When your dog suffers an illness or accident, you should already know the professional to whom you will take him. Too often, people wait until the last minute before looking for a qualified veterinarian. By the time they take their pets into a vet's office, a health problem will often have gone past the point of treating. You can avoid these heartbreaking circumstances by searching for a veterinarian long before your canine requires treatment.
In this article, we'll describe the preliminary steps that you should take and the questions you should ask when looking for a vet for your pooch. We'll also explain why it's important that you take the time to get to know his or her office staff.First Steps Toward Finding A Vet
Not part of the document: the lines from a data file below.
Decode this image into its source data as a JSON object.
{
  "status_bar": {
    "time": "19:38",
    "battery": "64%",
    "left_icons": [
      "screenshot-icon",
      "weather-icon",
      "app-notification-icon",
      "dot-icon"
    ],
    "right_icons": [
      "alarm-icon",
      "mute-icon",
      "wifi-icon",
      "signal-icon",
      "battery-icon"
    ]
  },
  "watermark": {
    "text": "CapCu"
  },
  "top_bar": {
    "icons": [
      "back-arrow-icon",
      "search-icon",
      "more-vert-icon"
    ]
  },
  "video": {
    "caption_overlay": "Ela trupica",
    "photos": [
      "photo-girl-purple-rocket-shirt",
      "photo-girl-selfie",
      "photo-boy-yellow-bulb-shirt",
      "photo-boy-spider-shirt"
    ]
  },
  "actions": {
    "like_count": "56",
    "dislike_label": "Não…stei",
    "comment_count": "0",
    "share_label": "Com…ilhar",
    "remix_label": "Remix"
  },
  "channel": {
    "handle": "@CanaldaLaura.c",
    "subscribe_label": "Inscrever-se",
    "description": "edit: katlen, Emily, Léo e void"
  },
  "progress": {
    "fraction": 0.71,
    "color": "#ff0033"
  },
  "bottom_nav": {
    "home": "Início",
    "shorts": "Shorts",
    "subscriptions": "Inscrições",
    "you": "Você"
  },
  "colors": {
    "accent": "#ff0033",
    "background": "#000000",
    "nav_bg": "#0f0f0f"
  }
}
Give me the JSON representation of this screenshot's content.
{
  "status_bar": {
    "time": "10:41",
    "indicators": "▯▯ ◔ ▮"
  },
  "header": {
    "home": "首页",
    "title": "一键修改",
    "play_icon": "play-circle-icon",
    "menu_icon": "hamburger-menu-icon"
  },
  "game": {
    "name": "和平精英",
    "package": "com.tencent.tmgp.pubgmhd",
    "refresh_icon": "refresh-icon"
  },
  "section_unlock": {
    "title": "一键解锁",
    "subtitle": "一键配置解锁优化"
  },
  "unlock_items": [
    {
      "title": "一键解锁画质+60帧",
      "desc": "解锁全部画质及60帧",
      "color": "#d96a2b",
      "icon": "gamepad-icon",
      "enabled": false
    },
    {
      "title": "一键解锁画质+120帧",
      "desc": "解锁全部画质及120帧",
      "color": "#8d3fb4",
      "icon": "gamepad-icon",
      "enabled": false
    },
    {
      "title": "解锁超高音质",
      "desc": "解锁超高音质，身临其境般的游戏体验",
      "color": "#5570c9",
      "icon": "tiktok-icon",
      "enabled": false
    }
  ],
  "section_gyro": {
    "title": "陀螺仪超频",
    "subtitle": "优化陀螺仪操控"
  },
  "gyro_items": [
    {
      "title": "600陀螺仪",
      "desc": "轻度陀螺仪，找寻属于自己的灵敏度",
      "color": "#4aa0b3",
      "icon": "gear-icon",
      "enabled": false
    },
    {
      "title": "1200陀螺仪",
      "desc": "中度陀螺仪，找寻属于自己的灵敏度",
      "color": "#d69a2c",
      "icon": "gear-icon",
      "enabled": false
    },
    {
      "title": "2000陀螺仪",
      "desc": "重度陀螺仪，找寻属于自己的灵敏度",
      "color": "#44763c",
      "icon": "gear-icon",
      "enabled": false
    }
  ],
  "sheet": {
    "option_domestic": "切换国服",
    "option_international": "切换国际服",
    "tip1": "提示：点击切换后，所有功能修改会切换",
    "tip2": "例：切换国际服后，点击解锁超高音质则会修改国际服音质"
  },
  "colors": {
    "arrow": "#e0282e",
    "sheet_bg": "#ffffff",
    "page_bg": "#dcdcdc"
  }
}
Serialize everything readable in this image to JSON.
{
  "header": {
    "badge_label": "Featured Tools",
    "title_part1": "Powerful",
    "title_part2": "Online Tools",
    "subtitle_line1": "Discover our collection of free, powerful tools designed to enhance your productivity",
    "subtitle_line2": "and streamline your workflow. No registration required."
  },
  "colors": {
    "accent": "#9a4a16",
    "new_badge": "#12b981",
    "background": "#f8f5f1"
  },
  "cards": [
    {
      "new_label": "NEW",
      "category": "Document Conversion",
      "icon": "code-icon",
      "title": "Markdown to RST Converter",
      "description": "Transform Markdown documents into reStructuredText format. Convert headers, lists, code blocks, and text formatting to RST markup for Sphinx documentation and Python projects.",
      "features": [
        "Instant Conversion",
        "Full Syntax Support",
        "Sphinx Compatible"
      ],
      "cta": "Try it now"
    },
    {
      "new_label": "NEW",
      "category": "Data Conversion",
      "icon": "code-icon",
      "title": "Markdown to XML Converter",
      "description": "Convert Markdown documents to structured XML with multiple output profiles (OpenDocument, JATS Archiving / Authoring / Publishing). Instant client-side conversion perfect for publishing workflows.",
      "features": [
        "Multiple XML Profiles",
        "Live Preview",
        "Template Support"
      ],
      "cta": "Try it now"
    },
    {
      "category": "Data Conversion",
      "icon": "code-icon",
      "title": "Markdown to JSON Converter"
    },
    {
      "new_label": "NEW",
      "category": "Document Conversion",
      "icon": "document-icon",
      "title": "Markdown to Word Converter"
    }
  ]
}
One of the most productive ways to start your search is to ask friends and neighbors where they take their own pets. If you're the only person in your neighborhood with a pet (that's unlikely), you can also ask the local animal shelters for recommendations. Chances are, they'll have a list of qualified professionals to whom they trust the canines at their facility.
Another resource you can use is the American Animal Hospital Association (AAHA). They will be able to suggest a number of local veterinarians who are members. The AAHA can even make recommendations of their members based upon their respective proficiencies in specific areas (for example, surgery). You can also search for a vet online, but it's far better to have a personal recommendation from a trusted source.
Getting To Know The Team
Few veterinarians work alone. Animal hospitals will typically employ a staff, including one or more technicians, employees who prepare pets for the vet, and others. Invest the time to meet everyone in a veterinary hospital. If an employee is too gruff or doesn't seem to care about the animals in the facility, you might want to continue your search elsewhere. Or, if the hospital seems dirty or unhygienic in any way, that might suggest a poor level of care and attention will be given to your canine in the future.
Being A Good Customer
Experienced vets often complain that pet owners wait far too long before bringing their animals to the veterinary hospital. In some cases, a sickness has progressed so far that there is no way to treat it with any lasting effect. Being a good customer translates into being a good caregiver for your canine. Make (and keep) appointments for routine checkups throughout the year. If the veterinarian suggests specific medications or medicines for your dog, act on his or her suggestions.
It's also a good idea to ask your vet to recommend another professional as a backup plan. After all, he or she will not always be available. Plan ahead for emergencies.
Finding a reliable veterinarian for your dog before he needs treatment or medical attention will help to ensure his health. And that means you'll enjoy his companionship longer.